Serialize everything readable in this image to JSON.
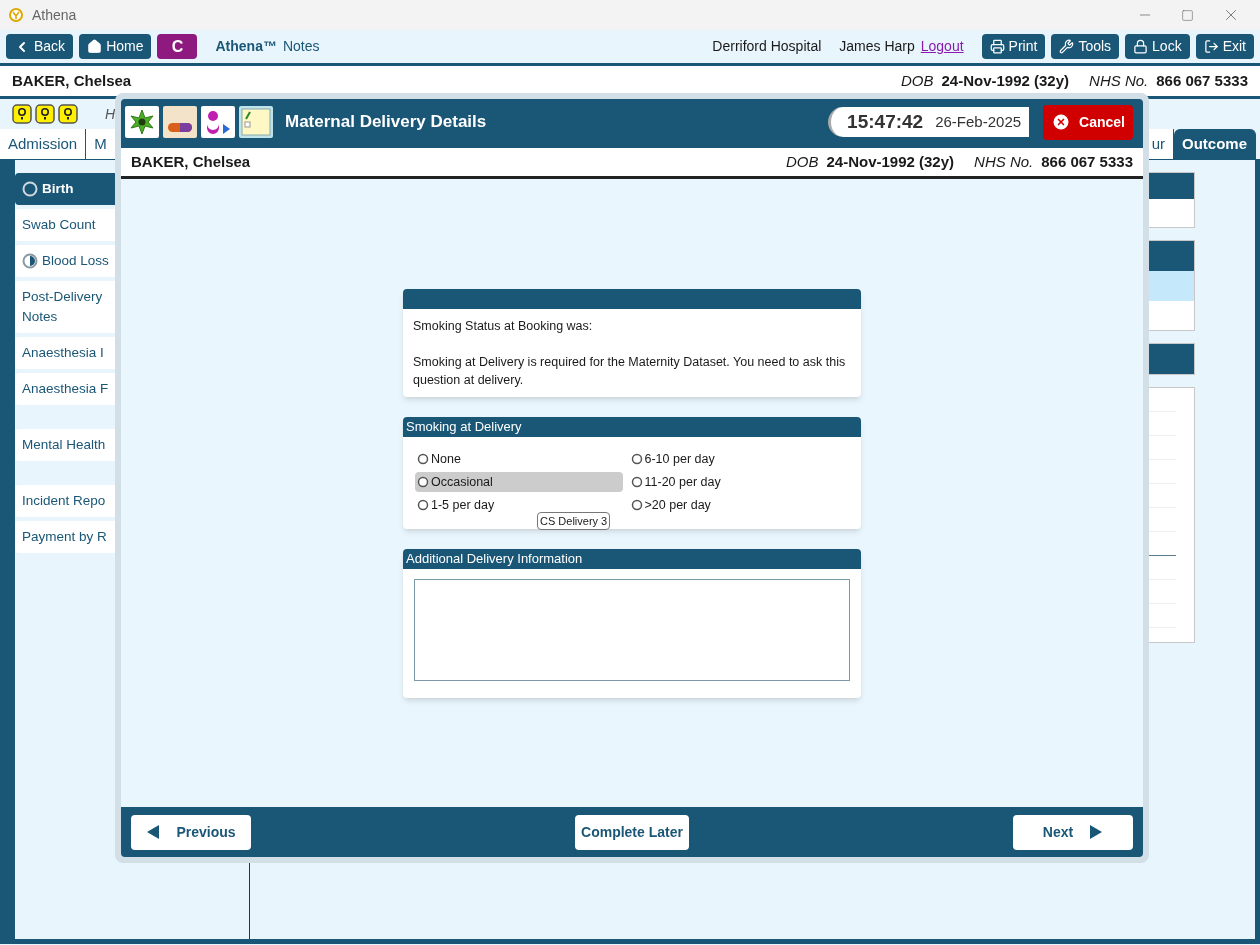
{
  "window": {
    "title": "Athena"
  },
  "toolbar": {
    "back": "Back",
    "home": "Home",
    "badge": "C",
    "app_name": "Athena™",
    "app_suffix": "Notes",
    "hospital": "Derriford Hospital",
    "user": "James Harp",
    "logout": "Logout",
    "buttons": [
      {
        "kind": "print",
        "label": "Print"
      },
      {
        "kind": "tools",
        "label": "Tools"
      },
      {
        "kind": "lock",
        "label": "Lock"
      },
      {
        "kind": "exit",
        "label": "Exit"
      }
    ]
  },
  "patient": {
    "name": "BAKER, Chelsea",
    "dob_label": "DOB",
    "dob": "24-Nov-1992 (32y)",
    "nhs_label": "NHS No.",
    "nhs": "866 067 5333"
  },
  "header_text": "H",
  "tabs": [
    {
      "label": "Admission",
      "selected": false
    },
    {
      "label": "M",
      "selected": false
    },
    {
      "label": "ur",
      "selected": false
    },
    {
      "label": "Outcome",
      "selected": true
    }
  ],
  "sidebar": [
    {
      "items": [
        {
          "label": "Birth",
          "selected": true,
          "kind": "empty"
        },
        {
          "label": "Swab Count",
          "selected": false,
          "kind": "plain"
        },
        {
          "label": "Blood Loss",
          "selected": false,
          "kind": "half"
        },
        {
          "label": "Post-Delivery Notes",
          "selected": false,
          "kind": "plain"
        },
        {
          "label": "Anaesthesia I",
          "selected": false,
          "kind": "plain"
        },
        {
          "label": "Anaesthesia F",
          "selected": false,
          "kind": "plain"
        }
      ]
    },
    {
      "items": [
        {
          "label": "Mental Health",
          "selected": false,
          "kind": "plain"
        }
      ]
    },
    {
      "items": [
        {
          "label": "Incident Repo",
          "selected": false,
          "kind": "plain"
        },
        {
          "label": "Payment by R",
          "selected": false,
          "kind": "plain"
        }
      ]
    }
  ],
  "modal": {
    "title": "Maternal Delivery Details",
    "time": "15:47:42",
    "date": "26-Feb-2025",
    "cancel": "Cancel",
    "patient": {
      "name": "BAKER, Chelsea",
      "dob_label": "DOB",
      "dob": "24-Nov-1992 (32y)",
      "nhs_label": "NHS No.",
      "nhs": "866 067 5333"
    },
    "info": [
      "Smoking Status at Booking was:",
      "Smoking at Delivery is required for the Maternity Dataset. You need to ask this question at delivery."
    ],
    "smoking": {
      "title": "Smoking at Delivery",
      "options": [
        {
          "label": "None",
          "selected": false,
          "hovered": false
        },
        {
          "label": "Occasional",
          "selected": false,
          "hovered": true
        },
        {
          "label": "1-5 per day",
          "selected": false,
          "hovered": false
        },
        {
          "label": "6-10 per day",
          "selected": false,
          "hovered": false
        },
        {
          "label": "11-20 per day",
          "selected": false,
          "hovered": false
        },
        {
          "label": ">20 per day",
          "selected": false,
          "hovered": false
        }
      ]
    },
    "tooltip": "CS Delivery 3",
    "additional": {
      "title": "Additional Delivery Information"
    },
    "footer": {
      "previous": "Previous",
      "complete_later": "Complete Later",
      "next": "Next"
    }
  }
}
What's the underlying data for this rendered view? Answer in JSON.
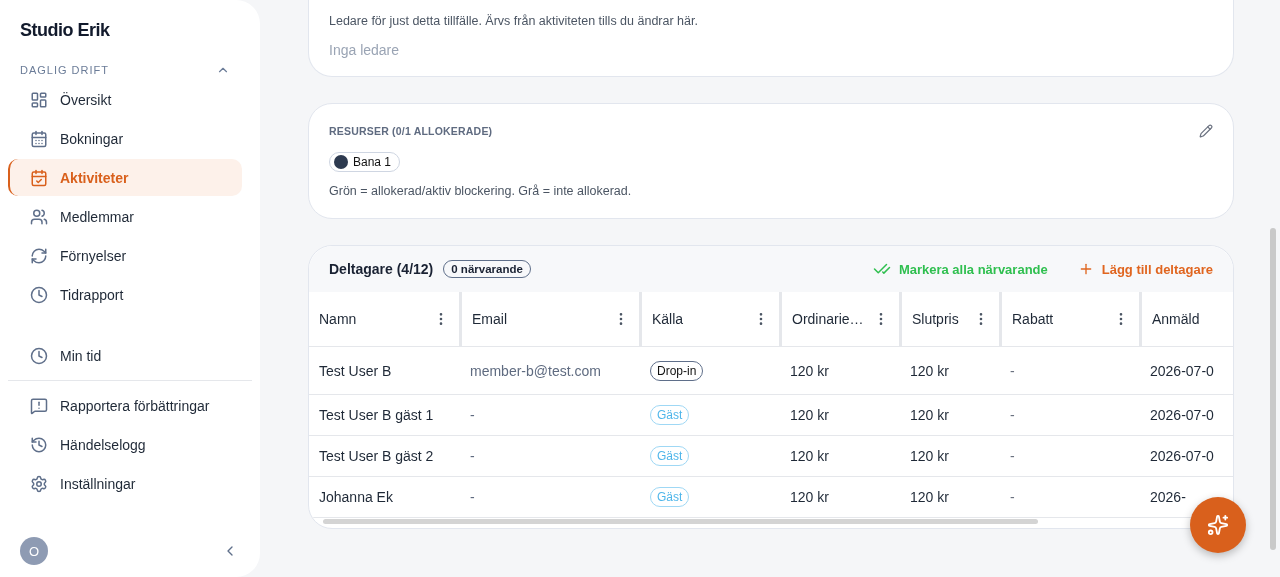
{
  "sidebar": {
    "title": "Studio Erik",
    "section": {
      "label": "DAGLIG DRIFT",
      "expanded": true
    },
    "items": [
      {
        "label": "Översikt",
        "selected": false
      },
      {
        "label": "Bokningar",
        "selected": false
      },
      {
        "label": "Aktiviteter",
        "selected": true
      },
      {
        "label": "Medlemmar",
        "selected": false
      },
      {
        "label": "Förnyelser",
        "selected": false
      },
      {
        "label": "Tidrapport",
        "selected": false
      }
    ],
    "pinned": [
      {
        "label": "Min tid",
        "selected": false
      }
    ],
    "footer_items": [
      {
        "label": "Rapportera förbättringar",
        "selected": false
      },
      {
        "label": "Händelselogg",
        "selected": false
      },
      {
        "label": "Inställningar",
        "selected": false
      }
    ],
    "avatar": "O"
  },
  "leaders_card": {
    "description": "Ledare för just detta tillfälle. Ärvs från aktiviteten tills du ändrar här.",
    "empty": "Inga ledare"
  },
  "resources_card": {
    "title": "RESURSER (0/1 ALLOKERADE)",
    "resources": [
      {
        "name": "Bana 1",
        "color": "#2d3a4f"
      }
    ],
    "legend": "Grön = allokerad/aktiv blockering. Grå = inte allokerad."
  },
  "participants": {
    "title": "Deltagare (4/12)",
    "badge": "0 närvarande",
    "mark_all": "Markera alla närvarande",
    "add": "Lägg till deltagare",
    "columns": [
      "Namn",
      "Email",
      "Källa",
      "Ordinarie…",
      "Slutpris",
      "Rabatt",
      "Anmäld"
    ],
    "rows": [
      {
        "name": "Test User B",
        "email": "member-b@test.com",
        "source": {
          "kind": "dropin",
          "label": "Drop-in"
        },
        "regular": "120 kr",
        "final": "120 kr",
        "discount": "-",
        "registered": "2026-07-0"
      },
      {
        "name": "Test User B gäst 1",
        "email": "-",
        "source": {
          "kind": "guest",
          "label": "Gäst"
        },
        "regular": "120 kr",
        "final": "120 kr",
        "discount": "-",
        "registered": "2026-07-0"
      },
      {
        "name": "Test User B gäst 2",
        "email": "-",
        "source": {
          "kind": "guest",
          "label": "Gäst"
        },
        "regular": "120 kr",
        "final": "120 kr",
        "discount": "-",
        "registered": "2026-07-0"
      },
      {
        "name": "Johanna Ek",
        "email": "-",
        "source": {
          "kind": "guest",
          "label": "Gäst"
        },
        "regular": "120 kr",
        "final": "120 kr",
        "discount": "-",
        "registered": "2026-"
      }
    ]
  }
}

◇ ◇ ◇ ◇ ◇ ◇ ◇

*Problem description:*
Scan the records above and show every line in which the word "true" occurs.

*Solution:*
      "selected": true
          "selected": true,
          "hovered": true
      "expanded": true
        "selected": true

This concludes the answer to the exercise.